So I brewed a mild with some smoked malt.OG if I remember correctly was about 1.044. It sat in primary for about 6+ weeks.
It sounds like your yeasties stopped fermenting early, so all that extra time in the fermenter was wasted.
Some questions for you:
What yeast strain were you using? Some yeast strains produce more fermentation byproducts than others. Also, some strains are notable for flocculating before they're finished fermenting.
Did you make a yeast starter? Low yeast cell count can stress the yeast, meaning they make more acetaldehyde during the growth phase of their life cycle.
What temperature did you ferment at? Low temperatures for a particular yeast strain can also make them produce more acetaldehyde.
Did you suffer any temperature swings during the first couple of weeks for fermentation? Temperature swings can shock the yeast and make them flocc prematurely.

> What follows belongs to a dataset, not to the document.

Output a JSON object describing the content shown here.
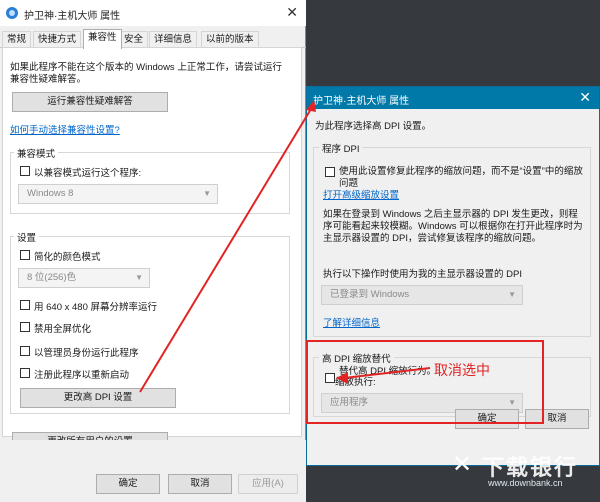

What percentage of adjunct sugars did you use? Anything much above 20% adjuncts doesn't give the yeast sufficient nutrient, so they produce more off-flavors.
Did you fully aerate your wort? Again, lack of oxygen in the wort can strain the yeast making them produce off-flavors.

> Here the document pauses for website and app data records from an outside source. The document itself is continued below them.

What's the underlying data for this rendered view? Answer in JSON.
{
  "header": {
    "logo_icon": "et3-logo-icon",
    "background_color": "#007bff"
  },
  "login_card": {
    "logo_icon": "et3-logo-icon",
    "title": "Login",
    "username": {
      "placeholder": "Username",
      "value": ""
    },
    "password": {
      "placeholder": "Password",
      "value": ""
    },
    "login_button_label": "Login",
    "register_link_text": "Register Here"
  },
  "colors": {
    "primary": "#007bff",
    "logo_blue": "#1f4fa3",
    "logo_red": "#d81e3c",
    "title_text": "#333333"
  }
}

So, I have read that racking off the primary too soon may cause this, and that aging may help.
Both of these statements are true, but they're unlikely to apply in your case. Under normal conditions, a "best mild" like you've brewed should be fully fermented in about a week and should be fully conditioned after 1-4 weeks. So, 6 weeks in primary should have been more than enough time.
Aging won't help much if the yeast has already flocculated, unless you age for a long time and let the acetaldehyde break down or oxidize into other compounds.
Does anyone have some specific experience with it? It sucks because I was hoping to share it next weekend...
I've had and seen a few batches of green apple beer. In terms of aggressiveness/danger, here are some things you can do:
1) Don't mess with it. Your yeast might have time to reduce the acetaldehyde by next week. If the green apple character is still there, live with it, or make cider from apple cores and serve it with a garnish of apple and a dash of apply syrup/concentrate.
2) Warm the beer to 65-80 F if you've been storing it cold. This might get the yeast back to work but risks speeding up oxidation of your beer.
3) If you've got any trub/yeast slurry at all in the bottom of your keg, carefully stir it back into solution. Optionally, combine this with option #2.
4) Carefully stir in 1-2 cups of fermenting wort from another batch and hope that the actively fermenting yeasts reduce the acetaldehyde without contributing off-flavors (diacetyl, more acetaldehyde).
5) Aerate your beer and hope that gets the yeasts to work.
If you go with strategies 2 or 5, drink the beer soon, since you've set the clock ticking on some really nasty oxidized character. Of course, since it's a mild, it's not going to age well at all, so you'll have to drink it quickly anyhow. Personally, I'd go with strategy #1.